TRY IT:
Write only the number of lines in the data that include the word "menu".

"""

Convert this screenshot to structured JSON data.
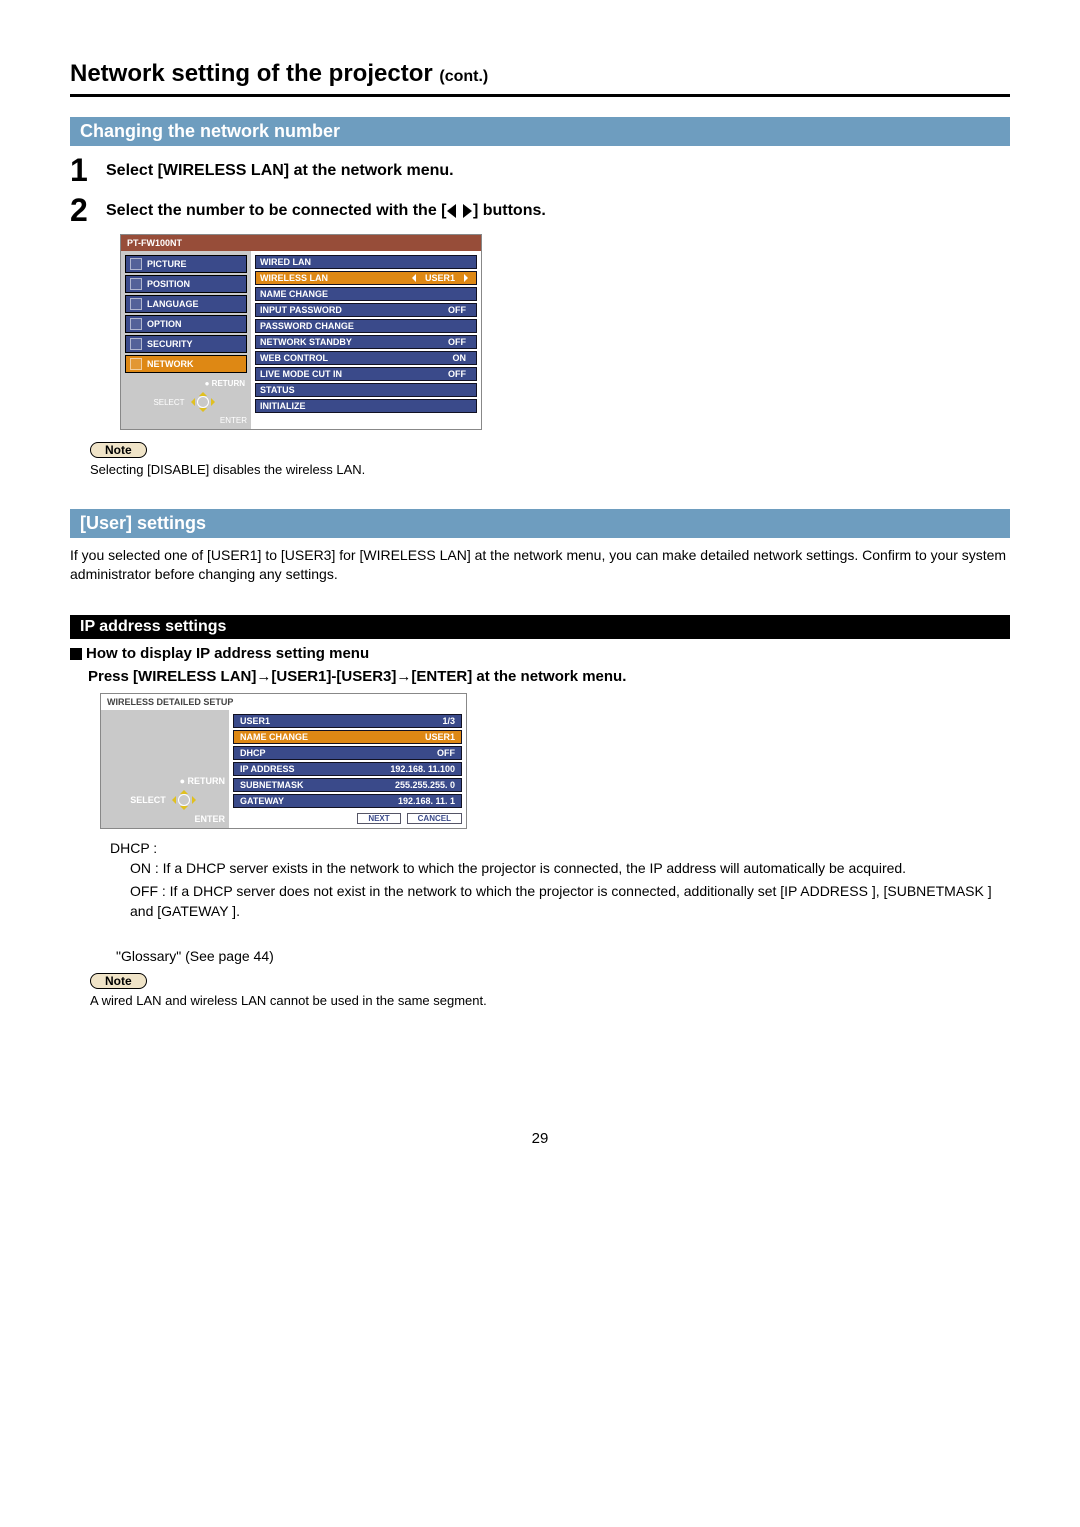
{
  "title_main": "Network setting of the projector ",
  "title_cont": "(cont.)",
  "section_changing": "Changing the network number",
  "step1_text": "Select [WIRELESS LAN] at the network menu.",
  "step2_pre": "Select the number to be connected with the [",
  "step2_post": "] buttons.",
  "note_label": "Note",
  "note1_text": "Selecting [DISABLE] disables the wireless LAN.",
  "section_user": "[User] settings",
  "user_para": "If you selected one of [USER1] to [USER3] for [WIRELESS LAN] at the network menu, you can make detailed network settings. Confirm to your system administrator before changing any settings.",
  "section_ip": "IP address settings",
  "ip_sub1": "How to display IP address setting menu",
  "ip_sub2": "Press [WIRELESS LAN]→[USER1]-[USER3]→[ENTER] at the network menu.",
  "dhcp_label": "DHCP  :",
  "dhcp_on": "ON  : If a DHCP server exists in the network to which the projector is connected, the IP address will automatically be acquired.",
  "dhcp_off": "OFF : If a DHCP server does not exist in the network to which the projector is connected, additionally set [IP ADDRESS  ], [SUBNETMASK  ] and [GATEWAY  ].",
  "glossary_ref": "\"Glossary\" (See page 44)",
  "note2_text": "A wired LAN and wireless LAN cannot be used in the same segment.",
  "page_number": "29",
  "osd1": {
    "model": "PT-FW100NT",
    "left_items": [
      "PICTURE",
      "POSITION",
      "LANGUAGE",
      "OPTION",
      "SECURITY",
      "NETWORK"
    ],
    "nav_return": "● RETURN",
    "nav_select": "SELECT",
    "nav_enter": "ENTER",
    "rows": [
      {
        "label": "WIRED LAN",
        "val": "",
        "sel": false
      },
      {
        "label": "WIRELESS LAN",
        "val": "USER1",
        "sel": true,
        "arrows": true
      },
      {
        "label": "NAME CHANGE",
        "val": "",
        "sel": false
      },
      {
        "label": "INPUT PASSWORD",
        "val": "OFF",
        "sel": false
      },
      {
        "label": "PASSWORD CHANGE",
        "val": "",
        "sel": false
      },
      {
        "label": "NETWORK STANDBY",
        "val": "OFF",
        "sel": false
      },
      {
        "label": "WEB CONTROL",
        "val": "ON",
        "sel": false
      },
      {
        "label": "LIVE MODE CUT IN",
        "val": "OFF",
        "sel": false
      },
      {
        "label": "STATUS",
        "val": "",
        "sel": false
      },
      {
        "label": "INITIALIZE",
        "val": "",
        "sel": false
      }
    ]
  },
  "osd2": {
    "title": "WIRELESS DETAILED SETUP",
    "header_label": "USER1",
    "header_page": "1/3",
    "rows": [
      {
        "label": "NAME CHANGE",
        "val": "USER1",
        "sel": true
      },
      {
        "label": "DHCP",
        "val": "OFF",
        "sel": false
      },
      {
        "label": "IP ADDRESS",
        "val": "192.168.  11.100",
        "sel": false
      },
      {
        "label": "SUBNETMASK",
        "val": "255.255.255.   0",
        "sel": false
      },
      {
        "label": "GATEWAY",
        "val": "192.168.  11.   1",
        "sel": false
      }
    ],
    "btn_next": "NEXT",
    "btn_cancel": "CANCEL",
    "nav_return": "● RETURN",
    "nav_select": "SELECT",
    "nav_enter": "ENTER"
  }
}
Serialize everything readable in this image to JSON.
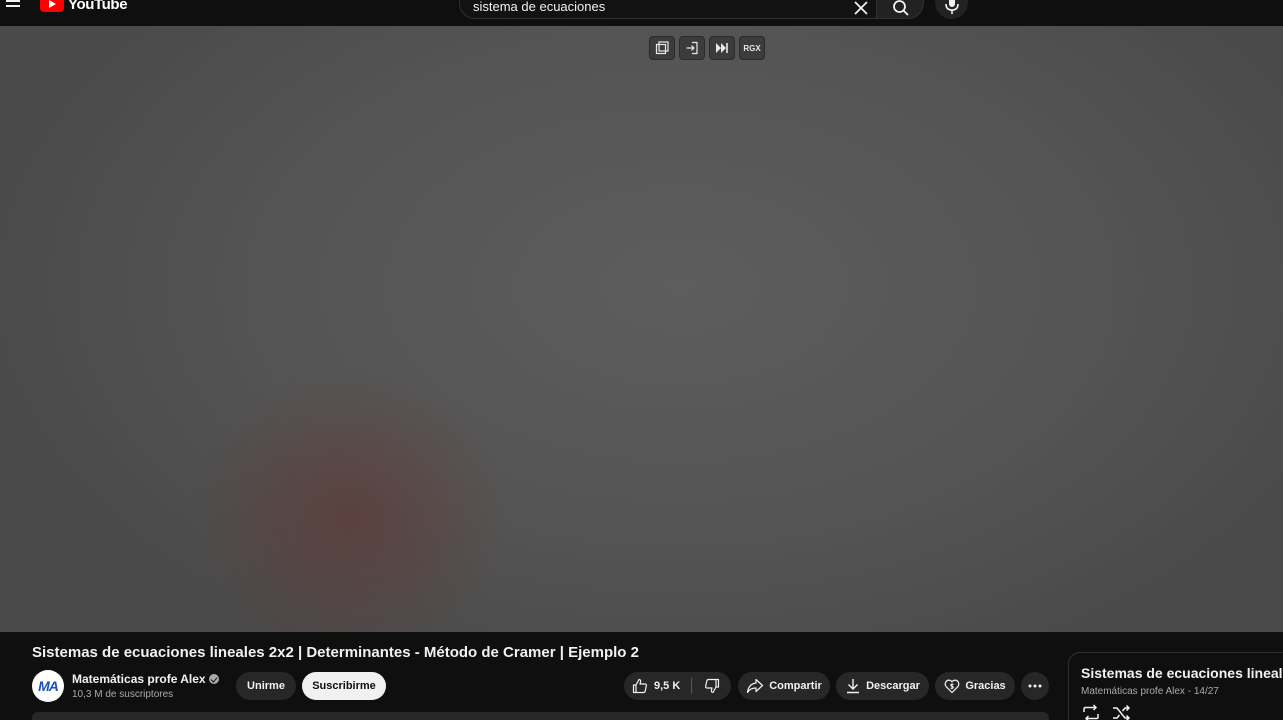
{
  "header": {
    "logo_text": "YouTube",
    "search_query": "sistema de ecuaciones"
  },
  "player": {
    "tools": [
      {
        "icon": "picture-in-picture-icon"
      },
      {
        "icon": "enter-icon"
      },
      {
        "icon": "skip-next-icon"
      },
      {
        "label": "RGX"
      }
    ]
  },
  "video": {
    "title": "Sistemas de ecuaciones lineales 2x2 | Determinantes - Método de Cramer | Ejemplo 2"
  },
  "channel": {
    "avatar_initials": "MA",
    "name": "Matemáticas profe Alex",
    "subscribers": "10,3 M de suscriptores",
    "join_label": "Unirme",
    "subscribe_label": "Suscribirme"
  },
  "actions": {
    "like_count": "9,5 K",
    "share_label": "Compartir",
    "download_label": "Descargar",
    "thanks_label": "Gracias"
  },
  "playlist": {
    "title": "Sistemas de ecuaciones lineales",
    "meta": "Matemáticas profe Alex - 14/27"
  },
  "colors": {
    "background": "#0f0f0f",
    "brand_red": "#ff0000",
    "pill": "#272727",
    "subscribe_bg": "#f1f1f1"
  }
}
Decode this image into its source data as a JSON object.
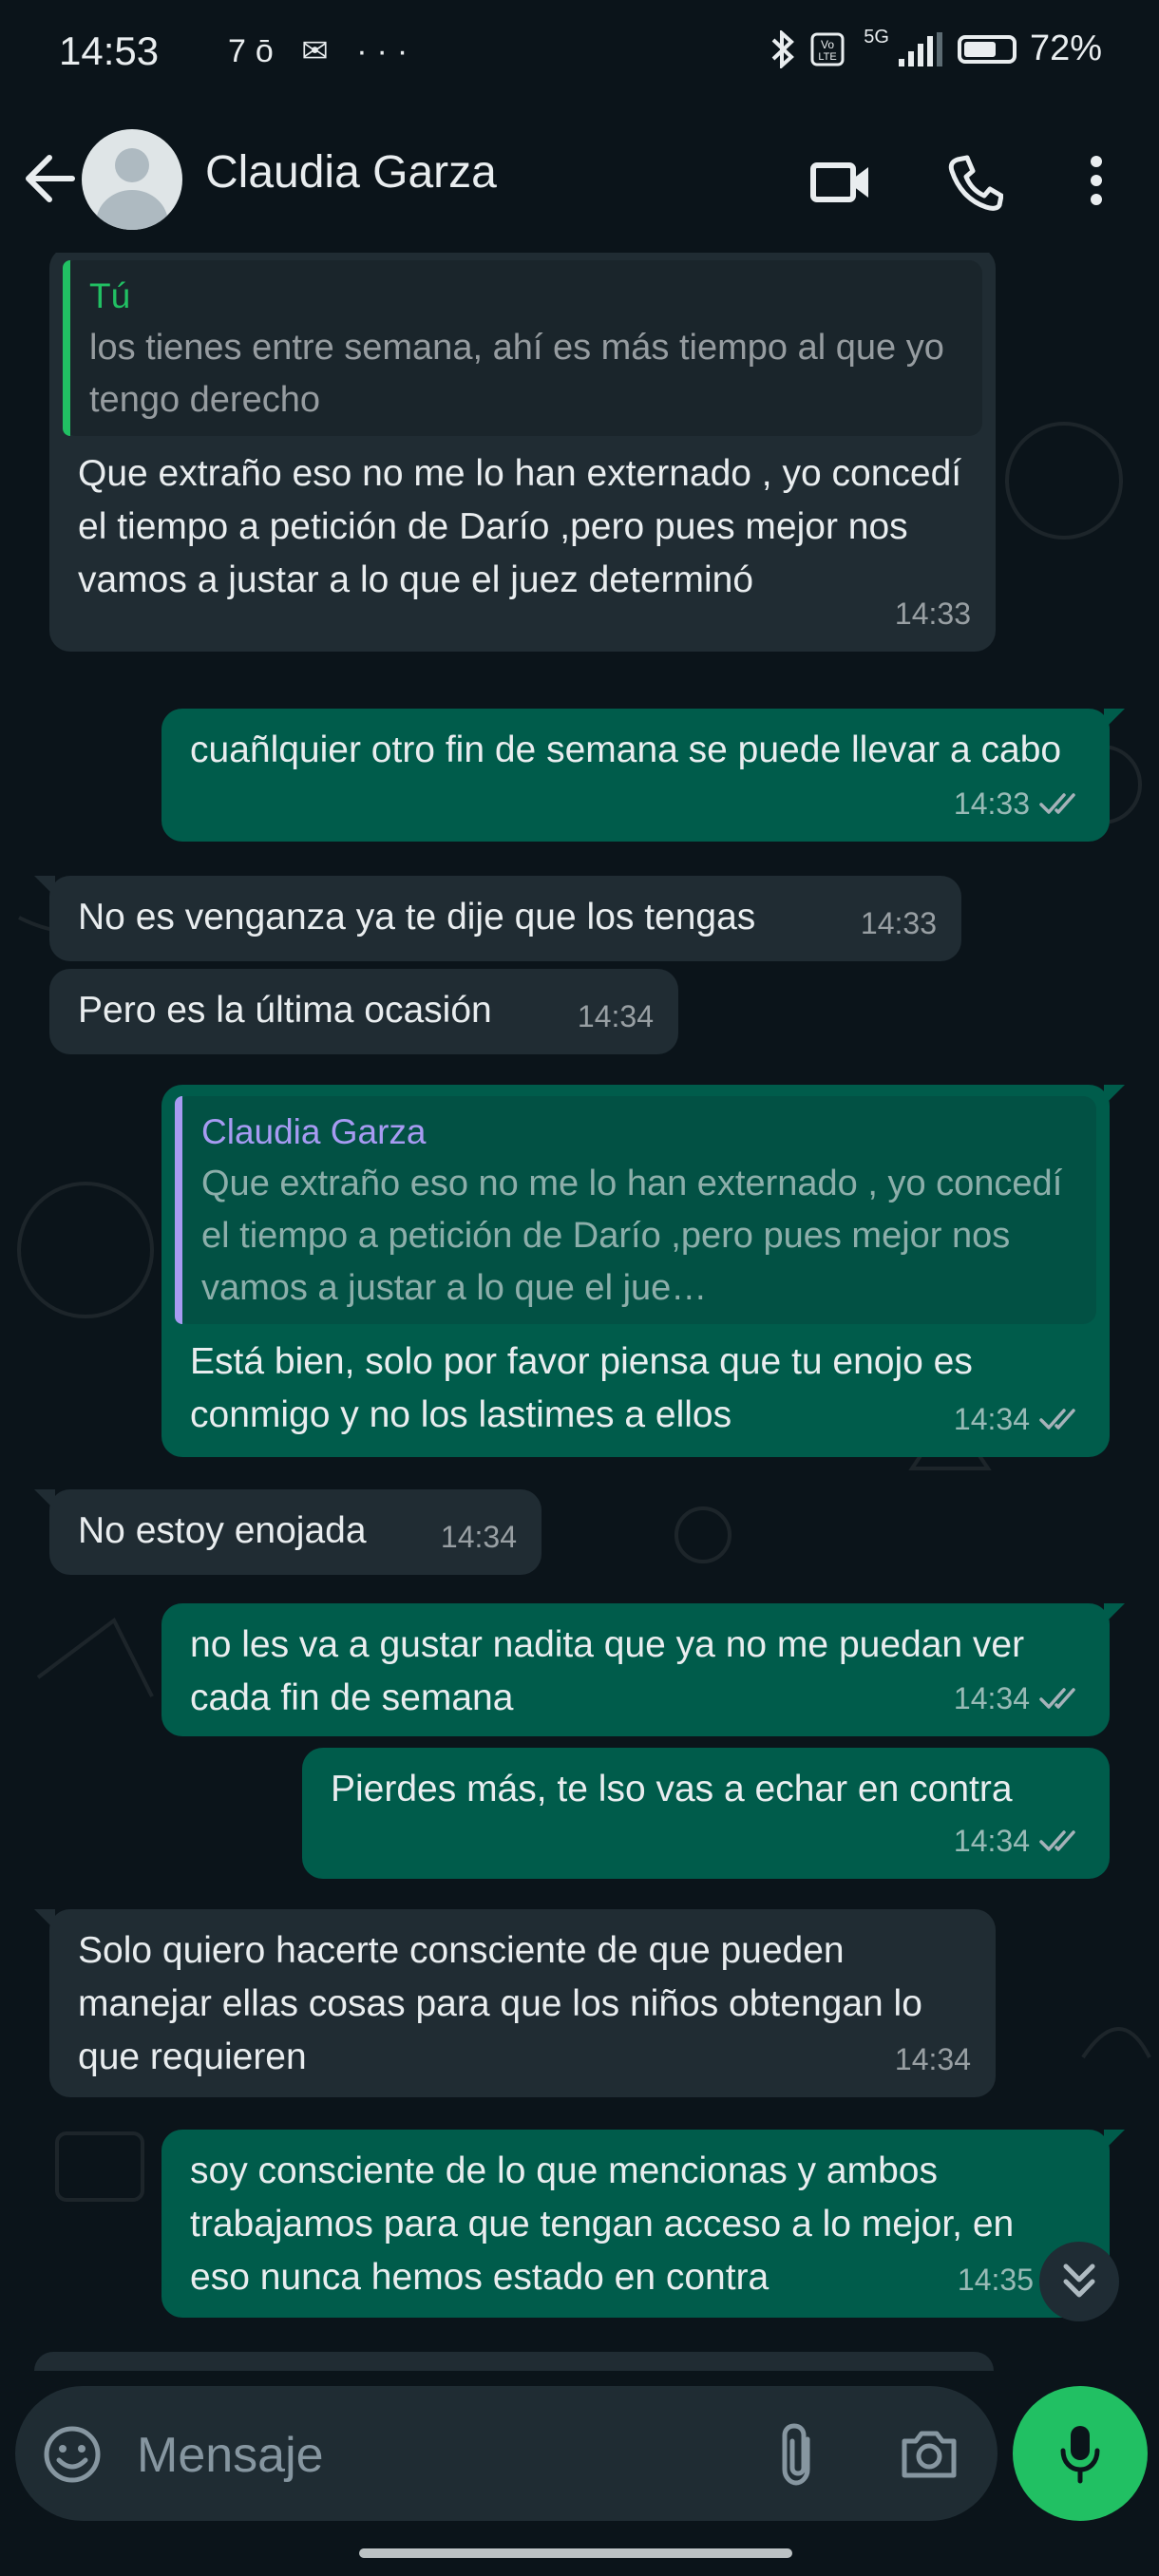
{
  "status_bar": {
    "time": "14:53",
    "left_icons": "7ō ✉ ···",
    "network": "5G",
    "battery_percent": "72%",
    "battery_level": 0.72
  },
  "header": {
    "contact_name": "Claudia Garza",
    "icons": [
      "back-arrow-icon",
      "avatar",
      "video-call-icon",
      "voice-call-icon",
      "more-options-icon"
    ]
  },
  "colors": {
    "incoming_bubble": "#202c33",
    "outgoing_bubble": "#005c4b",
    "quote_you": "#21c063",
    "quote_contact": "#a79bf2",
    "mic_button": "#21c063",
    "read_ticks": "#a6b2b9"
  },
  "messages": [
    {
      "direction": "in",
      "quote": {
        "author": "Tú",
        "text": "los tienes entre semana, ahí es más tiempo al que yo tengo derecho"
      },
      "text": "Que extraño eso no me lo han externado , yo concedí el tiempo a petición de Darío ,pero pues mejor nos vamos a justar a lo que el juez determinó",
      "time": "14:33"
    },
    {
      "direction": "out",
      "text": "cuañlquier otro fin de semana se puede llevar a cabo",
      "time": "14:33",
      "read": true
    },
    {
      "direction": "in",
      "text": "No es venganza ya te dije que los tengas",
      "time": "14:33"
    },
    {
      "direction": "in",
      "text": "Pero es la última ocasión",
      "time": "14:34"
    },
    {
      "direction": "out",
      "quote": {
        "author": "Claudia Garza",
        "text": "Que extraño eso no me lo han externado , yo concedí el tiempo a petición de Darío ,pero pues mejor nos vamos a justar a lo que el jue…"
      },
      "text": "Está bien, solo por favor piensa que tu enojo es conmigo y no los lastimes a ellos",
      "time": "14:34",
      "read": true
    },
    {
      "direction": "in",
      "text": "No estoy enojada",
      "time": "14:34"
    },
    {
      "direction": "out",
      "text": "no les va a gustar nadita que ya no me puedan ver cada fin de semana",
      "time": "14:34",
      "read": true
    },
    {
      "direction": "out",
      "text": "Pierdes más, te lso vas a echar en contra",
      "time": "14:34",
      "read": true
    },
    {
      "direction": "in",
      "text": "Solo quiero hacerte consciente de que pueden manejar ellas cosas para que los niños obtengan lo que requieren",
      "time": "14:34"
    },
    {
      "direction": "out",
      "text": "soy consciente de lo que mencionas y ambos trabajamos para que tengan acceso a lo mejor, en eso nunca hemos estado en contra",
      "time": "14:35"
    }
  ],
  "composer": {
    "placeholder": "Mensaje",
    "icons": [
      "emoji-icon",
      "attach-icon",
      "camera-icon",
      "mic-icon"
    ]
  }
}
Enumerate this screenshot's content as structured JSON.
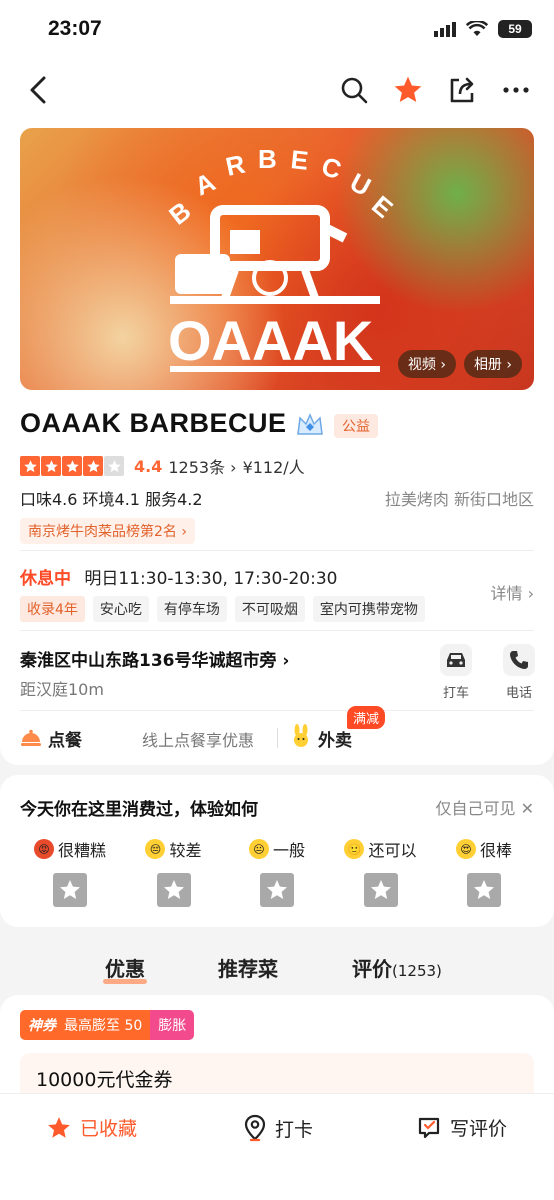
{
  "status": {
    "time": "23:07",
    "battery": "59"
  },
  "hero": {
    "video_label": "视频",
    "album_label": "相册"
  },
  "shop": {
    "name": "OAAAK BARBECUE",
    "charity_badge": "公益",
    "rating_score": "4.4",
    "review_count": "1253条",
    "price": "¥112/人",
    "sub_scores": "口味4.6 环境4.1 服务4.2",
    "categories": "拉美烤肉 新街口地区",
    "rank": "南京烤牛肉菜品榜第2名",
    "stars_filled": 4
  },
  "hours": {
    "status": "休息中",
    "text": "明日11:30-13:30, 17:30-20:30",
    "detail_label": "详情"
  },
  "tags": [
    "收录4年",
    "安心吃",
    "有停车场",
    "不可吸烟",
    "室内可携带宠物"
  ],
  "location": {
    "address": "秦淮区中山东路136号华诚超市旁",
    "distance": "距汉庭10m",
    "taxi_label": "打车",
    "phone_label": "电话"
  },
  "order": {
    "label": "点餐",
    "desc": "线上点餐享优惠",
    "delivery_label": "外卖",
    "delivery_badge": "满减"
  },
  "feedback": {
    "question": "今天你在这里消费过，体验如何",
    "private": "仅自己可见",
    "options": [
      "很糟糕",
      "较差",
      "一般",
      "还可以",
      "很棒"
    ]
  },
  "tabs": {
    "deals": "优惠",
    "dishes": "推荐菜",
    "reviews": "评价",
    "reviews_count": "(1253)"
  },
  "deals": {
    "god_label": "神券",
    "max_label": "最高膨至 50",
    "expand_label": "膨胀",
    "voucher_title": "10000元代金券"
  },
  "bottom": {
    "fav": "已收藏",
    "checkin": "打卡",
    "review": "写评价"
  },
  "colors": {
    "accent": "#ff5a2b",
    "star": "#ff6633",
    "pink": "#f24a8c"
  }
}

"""

RESULT BELOW:
4